Google said Thursday it was setting up a new centre for development and training in London, the first of its kind in Europe, as part of government efforts to boost the British tech industry.
From next year, the US Internet giant will create an 'innovation hub' which will host training workshops and product demonstrations for start-up firms and engineers, and will be a place for Google staff to work with local developers.
"We haven't proposed anything quite like this in Europe," a Google spokesman told AFP.
It will be based in east London, where Prime Minister David Cameron is hoping to create a centre for technology businesses. Intel, Facebook and Cisco are among the firms who have so far signed up to work there.
"We're not just going to back the big businesses of today, we're going to back the big businesses of tomorrow," Cameron will say in a speech Thursday, according to pre-release extracts from his office.
"We are firmly on the side of the high-growth, highly innovative companies of the future. Don't doubt our ambition."
Cameron is also expected to announce a new "entrepreneur visa" to help businesses circumvent Britain's immigration system, which the prime minister's coalition government vowed to tighten when it took power in May.
"These entrepreneur visas will mean that if you have a great business idea, and you receive serious investment from a leading investor, you are welcome to set up your business in our country," he will say.
Cameron said his government would also be reviewing Britain's strict intellectual property laws to "to see if we can make them fit for the Internet age".
The Google spokesman added: "It's great to see a renewed government focus on technology and we're very happy to support it with our plans for a new developer Innovation Hub in east London."

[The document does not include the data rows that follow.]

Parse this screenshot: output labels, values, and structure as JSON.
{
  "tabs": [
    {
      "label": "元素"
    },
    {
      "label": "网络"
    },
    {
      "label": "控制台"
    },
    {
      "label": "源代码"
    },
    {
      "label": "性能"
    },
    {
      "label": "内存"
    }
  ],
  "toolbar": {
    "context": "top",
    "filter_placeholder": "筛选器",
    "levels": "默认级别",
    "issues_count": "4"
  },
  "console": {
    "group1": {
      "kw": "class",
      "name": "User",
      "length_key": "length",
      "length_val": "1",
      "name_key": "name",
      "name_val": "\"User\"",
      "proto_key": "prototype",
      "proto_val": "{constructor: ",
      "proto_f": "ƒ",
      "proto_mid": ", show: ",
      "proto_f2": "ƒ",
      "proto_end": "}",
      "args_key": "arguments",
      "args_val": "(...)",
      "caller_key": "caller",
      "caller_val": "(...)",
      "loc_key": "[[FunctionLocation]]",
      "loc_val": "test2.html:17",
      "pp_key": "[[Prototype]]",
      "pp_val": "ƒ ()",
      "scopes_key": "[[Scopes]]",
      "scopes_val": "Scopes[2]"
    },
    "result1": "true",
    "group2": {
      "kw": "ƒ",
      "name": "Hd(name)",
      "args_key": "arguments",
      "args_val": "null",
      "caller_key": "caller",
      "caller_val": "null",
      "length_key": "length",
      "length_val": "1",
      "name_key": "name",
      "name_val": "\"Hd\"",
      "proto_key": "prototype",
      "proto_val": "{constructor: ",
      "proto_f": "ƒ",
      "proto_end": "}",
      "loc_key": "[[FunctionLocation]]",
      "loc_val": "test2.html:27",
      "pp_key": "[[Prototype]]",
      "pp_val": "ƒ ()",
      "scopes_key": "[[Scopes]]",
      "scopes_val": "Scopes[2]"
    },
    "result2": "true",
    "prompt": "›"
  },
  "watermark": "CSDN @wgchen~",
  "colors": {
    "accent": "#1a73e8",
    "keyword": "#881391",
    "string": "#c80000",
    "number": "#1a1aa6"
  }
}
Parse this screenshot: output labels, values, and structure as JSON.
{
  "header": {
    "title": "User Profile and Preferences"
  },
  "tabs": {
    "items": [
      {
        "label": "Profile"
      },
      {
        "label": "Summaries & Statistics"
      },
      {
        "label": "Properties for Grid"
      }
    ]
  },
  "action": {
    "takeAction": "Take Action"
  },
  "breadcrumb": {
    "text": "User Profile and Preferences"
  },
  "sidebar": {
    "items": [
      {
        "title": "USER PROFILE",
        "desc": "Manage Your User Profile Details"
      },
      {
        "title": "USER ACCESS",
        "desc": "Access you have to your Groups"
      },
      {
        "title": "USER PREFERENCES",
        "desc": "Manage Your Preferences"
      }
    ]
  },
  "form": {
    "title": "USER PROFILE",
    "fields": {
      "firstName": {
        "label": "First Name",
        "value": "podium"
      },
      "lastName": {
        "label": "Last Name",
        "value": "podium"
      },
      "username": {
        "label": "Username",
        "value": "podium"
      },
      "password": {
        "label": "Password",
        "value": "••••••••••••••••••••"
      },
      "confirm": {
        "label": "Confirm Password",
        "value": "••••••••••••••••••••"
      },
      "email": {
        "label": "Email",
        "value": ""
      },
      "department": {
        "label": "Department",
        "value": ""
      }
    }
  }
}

In September, Google announced it would be opening a new engineering centre in Paris to lure young French IT engineers.
Explore further: Is big data still big news?